It will stay that way for the foreseeable future.

[ MORE: Pulisic the Golden Boy? ]

Ramos, 50, has been in charge of the U.S. U-20 national team since Oct. 2011 and has held his role as the youth technical director since Nov. 2013.

In that time the U.S. has seen plenty of promising youngsters (Christian Pulisic, DeAndre Yedlin, Kellyn Acosta and Jordan Morris to name a few) graduate to the USMNT and Ramos’ leadership has been integral to that pathway.

Speaking to U.S. Soccer about his decision to sign a new deal as both the youth technical director and the U-20 coach, Ramos believes he can now help to accelerate the development of youth players.

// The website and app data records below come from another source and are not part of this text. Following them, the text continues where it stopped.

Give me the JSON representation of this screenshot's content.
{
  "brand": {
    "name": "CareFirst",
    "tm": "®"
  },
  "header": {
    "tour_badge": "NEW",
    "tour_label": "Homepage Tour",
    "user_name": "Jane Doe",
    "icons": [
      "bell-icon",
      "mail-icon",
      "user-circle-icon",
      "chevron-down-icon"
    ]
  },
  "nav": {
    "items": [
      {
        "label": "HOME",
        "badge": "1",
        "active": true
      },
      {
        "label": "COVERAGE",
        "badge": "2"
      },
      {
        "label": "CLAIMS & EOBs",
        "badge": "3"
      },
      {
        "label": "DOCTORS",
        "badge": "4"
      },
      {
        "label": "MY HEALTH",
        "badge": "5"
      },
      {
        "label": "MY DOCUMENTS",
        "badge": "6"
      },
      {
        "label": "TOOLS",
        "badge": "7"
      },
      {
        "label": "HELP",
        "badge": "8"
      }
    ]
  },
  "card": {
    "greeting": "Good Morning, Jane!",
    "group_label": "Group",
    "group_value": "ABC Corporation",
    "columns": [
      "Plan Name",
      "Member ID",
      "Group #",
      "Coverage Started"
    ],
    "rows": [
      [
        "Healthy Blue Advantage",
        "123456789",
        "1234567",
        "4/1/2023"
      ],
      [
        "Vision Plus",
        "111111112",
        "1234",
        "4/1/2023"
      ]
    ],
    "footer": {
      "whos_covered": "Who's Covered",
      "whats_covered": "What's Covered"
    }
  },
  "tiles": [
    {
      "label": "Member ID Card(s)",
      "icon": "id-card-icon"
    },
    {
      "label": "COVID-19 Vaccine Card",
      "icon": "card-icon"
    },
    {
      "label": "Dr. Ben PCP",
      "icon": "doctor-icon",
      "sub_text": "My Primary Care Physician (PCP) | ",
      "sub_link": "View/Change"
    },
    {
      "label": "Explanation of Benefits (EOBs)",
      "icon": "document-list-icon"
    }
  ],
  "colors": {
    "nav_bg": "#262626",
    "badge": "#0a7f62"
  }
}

“I am very excited to continue my work at U.S. Soccer as Youth Technical Director and U-20 Men’s National Team head coach,” Ramos said. “I am pleased with the historic results we have achieved on the field over the last few years as we continue pushing to set higher standards. We have provided great experiences to players who are now beginning to make room for themselves on the Senior National Team. My Youth Technical Director role gives me the opportunity to continue the integration of all our Youth National Teams as well as helping with the implementation of our Player Development Initiatives nationwide which will help our youth players develop at a much faster rate for years to come.”

With the likes of Cameron Carter-Vickers, Erik Palmer-Brown, Brooks Lennon, Tyler Adams and Josh Sargent all impressing for the U-20 side in both the CONCACAF Championship (which the U.S. won) and the U-20 World Cup (the U.S. reached the quarters) earlier this summer, it seems like Ramos is ready to push on the next crop of youngsters who can push for spot in Bruce Arena’s full national team.

Ramos’ resume as a player and coach is not only impressive but garners respect from every single person connected with U.S. Soccer. He played at three World Cups in a 13-year stint for the USMNT and was part of the coaching staff at the 2014 World Cup as well as leading numerous youth teams to their respective World Cups.

Very smart move from Sunil Gulati and Co.